From Staff Reports, Durham Herald-Sun
CHAPEL HILL — The N.C. Council of Churches and documentary filmmaker Charles Thompson have partnered for a statewide series of showings of Thompson’s immigration saga “Brother Towns/Pueblos Hermanos,” during which audiences can watch Thompson’s film and then take part in discussions about immigration.
“Brother Towns/Pueblos Hermanos” will be shown at 7 p.m. Oct. 15 at the Global Education Center Auditorium, 301 Pittsboro St., on the UNC campus.
“Brother Towns/Pueblos Hermanos” tells the story of two towns, Jacaltenango, Guatemala, and Jupiter, Fla., that are linked by immigration, family and work. It traces the path of people who travel thousands of miles from home in the hopes of making a living and being able to send money back to their families. While conducting graduate field research in Jacaltenango, Thompson realized that violence and economics had driven thousands of men and women from the Guatemalan town to Florida.
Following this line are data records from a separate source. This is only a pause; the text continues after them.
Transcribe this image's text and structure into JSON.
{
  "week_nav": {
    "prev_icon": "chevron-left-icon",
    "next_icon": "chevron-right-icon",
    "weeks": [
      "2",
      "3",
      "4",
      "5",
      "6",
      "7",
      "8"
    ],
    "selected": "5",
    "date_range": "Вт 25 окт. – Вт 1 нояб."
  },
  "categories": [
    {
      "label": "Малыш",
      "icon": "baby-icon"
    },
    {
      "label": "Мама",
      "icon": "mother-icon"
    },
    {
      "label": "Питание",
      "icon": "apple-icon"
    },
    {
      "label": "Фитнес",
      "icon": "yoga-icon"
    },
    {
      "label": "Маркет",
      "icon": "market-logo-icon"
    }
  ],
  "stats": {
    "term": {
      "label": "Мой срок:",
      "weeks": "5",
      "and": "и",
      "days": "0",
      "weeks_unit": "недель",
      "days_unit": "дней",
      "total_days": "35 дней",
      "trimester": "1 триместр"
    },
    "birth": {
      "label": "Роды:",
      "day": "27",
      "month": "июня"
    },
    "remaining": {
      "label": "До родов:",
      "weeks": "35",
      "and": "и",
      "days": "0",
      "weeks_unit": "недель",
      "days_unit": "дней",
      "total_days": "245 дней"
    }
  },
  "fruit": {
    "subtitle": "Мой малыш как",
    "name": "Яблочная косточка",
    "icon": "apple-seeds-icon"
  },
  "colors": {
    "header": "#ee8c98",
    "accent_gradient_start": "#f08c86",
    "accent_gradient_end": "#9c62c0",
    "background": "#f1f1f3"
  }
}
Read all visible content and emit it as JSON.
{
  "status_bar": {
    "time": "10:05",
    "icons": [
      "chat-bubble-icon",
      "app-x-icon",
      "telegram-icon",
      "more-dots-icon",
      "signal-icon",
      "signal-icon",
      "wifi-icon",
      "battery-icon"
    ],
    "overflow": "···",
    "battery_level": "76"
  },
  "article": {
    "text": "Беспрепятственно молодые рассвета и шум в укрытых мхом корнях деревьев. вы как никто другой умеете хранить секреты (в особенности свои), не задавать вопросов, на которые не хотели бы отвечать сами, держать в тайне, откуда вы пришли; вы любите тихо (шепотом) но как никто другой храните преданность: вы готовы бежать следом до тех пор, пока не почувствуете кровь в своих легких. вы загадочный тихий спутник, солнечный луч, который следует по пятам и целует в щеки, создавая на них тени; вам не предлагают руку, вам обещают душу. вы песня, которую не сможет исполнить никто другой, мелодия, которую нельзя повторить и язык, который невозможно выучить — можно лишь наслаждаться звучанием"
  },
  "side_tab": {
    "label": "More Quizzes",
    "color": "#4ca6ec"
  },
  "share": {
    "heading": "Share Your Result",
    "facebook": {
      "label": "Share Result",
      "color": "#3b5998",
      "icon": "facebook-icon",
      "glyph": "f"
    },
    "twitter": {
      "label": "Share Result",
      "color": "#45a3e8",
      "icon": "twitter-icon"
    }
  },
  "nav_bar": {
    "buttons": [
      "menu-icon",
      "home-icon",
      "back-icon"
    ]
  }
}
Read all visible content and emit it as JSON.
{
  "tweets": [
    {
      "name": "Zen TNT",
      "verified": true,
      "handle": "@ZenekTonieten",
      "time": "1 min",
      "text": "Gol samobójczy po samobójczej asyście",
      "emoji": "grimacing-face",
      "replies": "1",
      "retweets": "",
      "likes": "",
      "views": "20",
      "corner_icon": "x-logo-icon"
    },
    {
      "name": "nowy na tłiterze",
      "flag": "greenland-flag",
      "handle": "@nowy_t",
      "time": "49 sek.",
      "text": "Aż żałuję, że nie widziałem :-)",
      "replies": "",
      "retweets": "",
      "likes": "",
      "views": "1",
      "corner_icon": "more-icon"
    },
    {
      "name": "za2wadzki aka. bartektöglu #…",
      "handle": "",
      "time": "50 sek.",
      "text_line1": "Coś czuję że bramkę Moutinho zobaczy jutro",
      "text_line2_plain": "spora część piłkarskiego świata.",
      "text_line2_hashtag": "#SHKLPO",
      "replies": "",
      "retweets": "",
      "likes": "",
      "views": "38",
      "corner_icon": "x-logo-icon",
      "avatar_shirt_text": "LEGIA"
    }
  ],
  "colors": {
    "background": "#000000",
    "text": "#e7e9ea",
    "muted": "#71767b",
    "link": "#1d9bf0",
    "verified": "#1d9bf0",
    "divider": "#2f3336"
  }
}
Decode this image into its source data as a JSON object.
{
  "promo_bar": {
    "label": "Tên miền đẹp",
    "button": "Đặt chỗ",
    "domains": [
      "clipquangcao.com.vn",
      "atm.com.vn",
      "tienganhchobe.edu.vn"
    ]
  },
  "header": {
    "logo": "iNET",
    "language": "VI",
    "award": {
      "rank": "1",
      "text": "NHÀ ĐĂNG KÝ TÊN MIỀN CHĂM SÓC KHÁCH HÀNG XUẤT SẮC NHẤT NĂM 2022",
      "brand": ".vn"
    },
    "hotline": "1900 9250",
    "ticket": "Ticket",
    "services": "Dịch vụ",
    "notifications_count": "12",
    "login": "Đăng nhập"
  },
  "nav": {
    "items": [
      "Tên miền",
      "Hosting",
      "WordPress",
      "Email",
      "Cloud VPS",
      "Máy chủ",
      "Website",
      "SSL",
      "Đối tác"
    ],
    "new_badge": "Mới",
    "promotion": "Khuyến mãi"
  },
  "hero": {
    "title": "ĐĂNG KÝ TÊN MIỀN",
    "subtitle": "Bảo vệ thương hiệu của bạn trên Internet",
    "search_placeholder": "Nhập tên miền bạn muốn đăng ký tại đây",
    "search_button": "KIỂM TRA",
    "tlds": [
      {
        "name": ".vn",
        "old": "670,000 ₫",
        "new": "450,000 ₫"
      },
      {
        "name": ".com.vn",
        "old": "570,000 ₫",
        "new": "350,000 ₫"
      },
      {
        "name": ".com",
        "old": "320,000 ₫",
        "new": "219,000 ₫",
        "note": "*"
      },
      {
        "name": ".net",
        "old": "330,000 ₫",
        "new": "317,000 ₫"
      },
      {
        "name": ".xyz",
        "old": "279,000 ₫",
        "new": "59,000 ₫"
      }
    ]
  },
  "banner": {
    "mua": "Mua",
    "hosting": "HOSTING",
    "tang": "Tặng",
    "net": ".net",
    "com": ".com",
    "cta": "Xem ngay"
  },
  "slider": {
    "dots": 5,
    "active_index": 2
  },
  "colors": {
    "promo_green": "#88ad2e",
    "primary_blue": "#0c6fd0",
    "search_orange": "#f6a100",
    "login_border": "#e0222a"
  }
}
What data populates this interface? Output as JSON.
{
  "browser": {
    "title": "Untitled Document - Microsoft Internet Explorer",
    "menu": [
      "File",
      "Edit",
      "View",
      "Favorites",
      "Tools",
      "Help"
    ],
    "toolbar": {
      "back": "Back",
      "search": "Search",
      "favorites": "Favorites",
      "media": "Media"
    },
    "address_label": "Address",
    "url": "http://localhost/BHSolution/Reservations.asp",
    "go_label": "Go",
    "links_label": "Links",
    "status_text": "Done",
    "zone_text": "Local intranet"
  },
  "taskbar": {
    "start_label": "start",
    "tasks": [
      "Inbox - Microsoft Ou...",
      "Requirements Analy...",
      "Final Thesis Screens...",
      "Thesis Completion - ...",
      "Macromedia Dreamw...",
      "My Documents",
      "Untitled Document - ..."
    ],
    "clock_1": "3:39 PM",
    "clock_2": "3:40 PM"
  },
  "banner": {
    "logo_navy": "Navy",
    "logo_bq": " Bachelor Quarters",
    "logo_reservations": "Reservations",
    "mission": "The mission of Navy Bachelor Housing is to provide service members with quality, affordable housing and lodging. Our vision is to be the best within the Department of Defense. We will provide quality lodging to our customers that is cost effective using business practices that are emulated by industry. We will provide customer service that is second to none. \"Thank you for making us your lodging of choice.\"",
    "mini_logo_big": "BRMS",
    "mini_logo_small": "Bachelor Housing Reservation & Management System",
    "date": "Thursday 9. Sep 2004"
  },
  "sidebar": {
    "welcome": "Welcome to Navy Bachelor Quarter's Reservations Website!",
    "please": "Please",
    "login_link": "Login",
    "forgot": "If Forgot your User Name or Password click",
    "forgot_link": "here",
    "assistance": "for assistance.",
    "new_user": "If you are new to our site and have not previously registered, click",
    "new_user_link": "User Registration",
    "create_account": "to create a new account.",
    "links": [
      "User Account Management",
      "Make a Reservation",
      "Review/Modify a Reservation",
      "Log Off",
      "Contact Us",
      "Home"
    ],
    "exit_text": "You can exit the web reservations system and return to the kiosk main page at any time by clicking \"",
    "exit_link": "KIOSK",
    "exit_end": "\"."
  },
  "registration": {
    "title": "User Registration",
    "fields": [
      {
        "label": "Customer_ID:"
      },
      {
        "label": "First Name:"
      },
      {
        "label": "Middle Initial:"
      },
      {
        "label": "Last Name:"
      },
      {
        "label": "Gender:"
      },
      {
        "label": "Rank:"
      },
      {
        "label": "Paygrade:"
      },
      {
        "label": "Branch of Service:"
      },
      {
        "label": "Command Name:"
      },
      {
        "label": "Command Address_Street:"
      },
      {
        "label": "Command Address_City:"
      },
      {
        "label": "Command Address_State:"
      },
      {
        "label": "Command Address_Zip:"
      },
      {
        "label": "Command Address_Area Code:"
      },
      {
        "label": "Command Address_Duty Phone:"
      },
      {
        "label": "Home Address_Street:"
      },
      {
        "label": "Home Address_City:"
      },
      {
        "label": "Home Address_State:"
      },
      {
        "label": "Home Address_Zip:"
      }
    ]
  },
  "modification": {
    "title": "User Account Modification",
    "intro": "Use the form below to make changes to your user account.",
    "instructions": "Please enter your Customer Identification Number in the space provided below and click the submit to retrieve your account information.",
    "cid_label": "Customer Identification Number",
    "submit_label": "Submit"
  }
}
His film captures that as well as the voices of people opposed to undocumented immigrants and those who are advocates for helping migrants, regardless of their documentation status.
“Our country wouldn’t be where it is today without immigrants. In fact, we’re all immigrants, from those who first came to this continent thousands of years ago to those who came yesterday. The question that we hope to address with this film and related discussions is how we can all live together in this complex and globalizing world,” said Thompson, who is director of undergraduate programs at Duke’s Center for Documentary Studies.
The N.C. Council of Churches has long been an advocate for immigrants, including efforts on behalf of farmworkers in the state’s fields and, more recently, in the heated debate over undocumented immigrants. The organization established the N.C. Religious Coalition for Justice for Immigrants in 2008.
“Our longstanding faith traditions compel us to recognize the full dignity and humanity in all people,” said Council Program Associate Chris Liu-Beers. “The farmworker who provides our daily bread, the construction worker who puts a roof over our head, the library worker who greets us with a smile — each is a child of God.”
Thompson said he was elated to be working with the council on the project, citing the organization’s history of work on immigration.
“There are no better sources to turn to regarding how to treat our neighbors — not only those we choose, but those we have — than our religious traditions. The Bible, for example, is filled with quotes regarding how to live with immigrants and other people we might not know. This film is called ‘Brother Towns’ in part because it also is about a community that addresses how neighbors of different origins can live together,” he said.
“It is not a religious film, per se, but it will have resonance with many persons of faith,” Thompson said.